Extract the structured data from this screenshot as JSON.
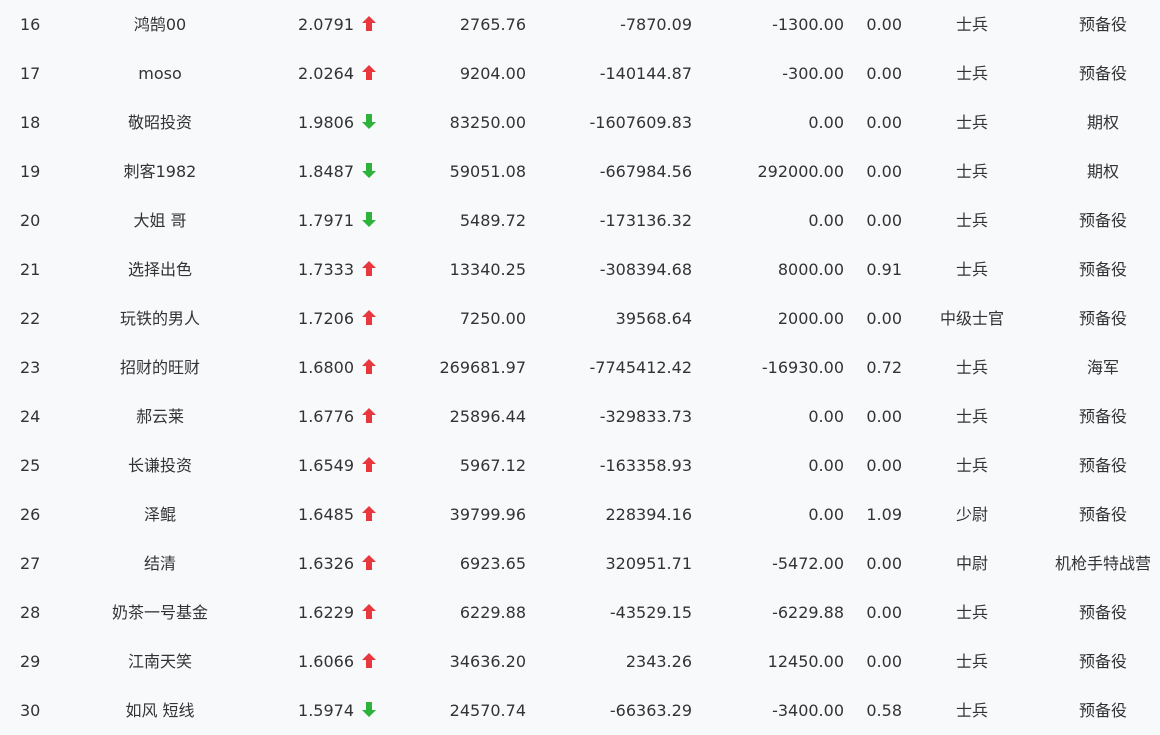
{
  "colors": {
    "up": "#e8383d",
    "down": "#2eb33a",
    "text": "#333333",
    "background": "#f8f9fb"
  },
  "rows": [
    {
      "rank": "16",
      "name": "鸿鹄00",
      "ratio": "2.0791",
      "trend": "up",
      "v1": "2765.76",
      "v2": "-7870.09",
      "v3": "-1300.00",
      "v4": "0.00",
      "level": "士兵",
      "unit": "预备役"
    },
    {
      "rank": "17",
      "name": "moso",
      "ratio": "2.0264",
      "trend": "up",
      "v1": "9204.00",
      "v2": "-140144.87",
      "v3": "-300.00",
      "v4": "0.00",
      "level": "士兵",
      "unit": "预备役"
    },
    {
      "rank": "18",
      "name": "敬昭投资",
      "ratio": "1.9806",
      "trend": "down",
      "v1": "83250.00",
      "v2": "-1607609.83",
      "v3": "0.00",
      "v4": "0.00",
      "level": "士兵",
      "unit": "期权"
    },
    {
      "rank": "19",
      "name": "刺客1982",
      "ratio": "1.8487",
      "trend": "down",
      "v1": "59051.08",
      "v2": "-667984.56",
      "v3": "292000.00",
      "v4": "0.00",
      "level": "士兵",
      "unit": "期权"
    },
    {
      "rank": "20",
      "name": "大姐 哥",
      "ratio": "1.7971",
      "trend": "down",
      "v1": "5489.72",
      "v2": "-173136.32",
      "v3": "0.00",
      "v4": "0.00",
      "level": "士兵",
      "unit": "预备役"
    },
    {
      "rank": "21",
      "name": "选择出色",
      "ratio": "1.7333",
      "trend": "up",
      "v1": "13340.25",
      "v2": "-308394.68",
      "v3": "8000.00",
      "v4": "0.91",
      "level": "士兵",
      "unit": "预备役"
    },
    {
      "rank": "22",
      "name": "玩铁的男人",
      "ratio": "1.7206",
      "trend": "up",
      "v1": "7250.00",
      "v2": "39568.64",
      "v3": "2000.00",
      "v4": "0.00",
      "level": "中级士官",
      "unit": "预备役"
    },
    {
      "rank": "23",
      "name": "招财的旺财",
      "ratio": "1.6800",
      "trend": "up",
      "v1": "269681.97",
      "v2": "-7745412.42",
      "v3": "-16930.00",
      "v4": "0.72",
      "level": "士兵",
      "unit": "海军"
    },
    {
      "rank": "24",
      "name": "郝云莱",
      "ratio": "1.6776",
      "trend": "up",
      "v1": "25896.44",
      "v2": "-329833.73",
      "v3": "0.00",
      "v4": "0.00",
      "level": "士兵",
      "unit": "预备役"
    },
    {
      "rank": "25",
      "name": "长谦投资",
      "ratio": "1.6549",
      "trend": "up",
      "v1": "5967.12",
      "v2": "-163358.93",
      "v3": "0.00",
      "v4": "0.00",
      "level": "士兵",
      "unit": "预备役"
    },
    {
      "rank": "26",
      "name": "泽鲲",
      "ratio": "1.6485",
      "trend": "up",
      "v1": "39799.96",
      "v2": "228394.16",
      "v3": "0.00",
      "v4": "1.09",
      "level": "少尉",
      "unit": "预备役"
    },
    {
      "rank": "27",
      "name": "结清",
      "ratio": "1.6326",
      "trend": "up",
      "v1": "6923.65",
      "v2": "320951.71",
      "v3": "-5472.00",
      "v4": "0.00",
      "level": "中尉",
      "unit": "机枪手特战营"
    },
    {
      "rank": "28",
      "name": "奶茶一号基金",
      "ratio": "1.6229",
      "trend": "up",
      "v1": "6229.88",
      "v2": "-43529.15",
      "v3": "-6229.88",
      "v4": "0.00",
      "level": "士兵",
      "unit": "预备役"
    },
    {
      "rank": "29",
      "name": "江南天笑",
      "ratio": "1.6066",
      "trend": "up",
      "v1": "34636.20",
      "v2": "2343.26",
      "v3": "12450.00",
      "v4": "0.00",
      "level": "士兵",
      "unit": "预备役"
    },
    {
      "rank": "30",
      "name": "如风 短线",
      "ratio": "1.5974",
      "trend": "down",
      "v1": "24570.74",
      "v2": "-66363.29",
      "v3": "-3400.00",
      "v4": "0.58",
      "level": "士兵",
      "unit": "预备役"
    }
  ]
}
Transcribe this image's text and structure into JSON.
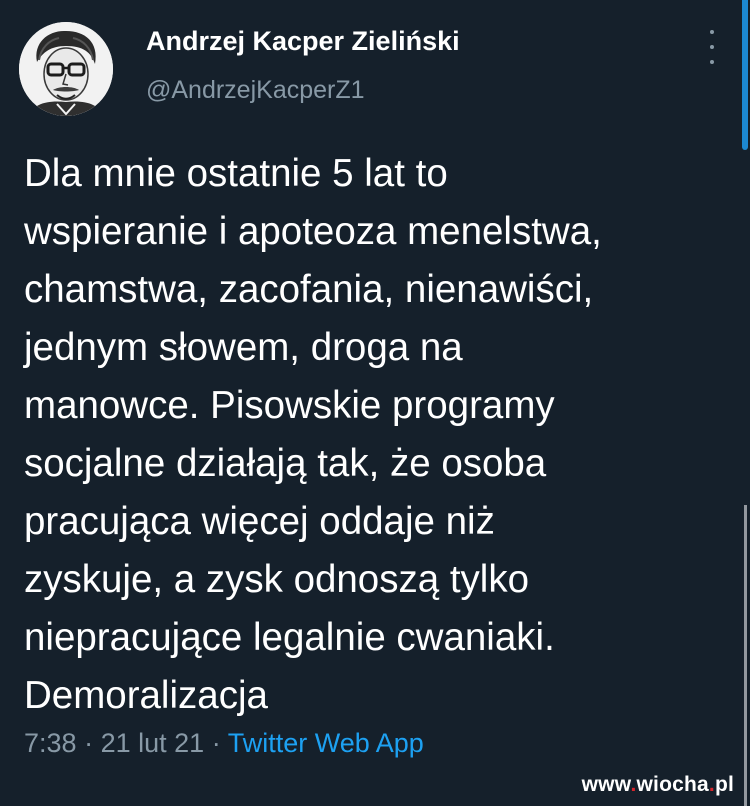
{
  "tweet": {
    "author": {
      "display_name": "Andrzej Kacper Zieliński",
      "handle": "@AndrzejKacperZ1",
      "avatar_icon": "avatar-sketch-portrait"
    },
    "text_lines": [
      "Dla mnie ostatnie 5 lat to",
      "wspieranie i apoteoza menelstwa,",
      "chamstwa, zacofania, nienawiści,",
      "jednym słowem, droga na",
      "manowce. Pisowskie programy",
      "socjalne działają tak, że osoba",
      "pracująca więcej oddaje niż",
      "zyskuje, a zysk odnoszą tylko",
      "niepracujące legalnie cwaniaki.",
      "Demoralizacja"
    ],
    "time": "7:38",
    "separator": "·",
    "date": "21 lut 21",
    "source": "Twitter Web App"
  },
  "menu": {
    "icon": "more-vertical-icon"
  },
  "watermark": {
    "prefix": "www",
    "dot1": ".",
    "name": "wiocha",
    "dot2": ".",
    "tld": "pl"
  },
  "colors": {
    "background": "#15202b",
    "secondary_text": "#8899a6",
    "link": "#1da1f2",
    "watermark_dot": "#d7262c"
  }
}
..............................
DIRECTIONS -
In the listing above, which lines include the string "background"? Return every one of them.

WRITTEN RESPONSE -
    "background": "#f8f9fb"
    "background": "#15202b",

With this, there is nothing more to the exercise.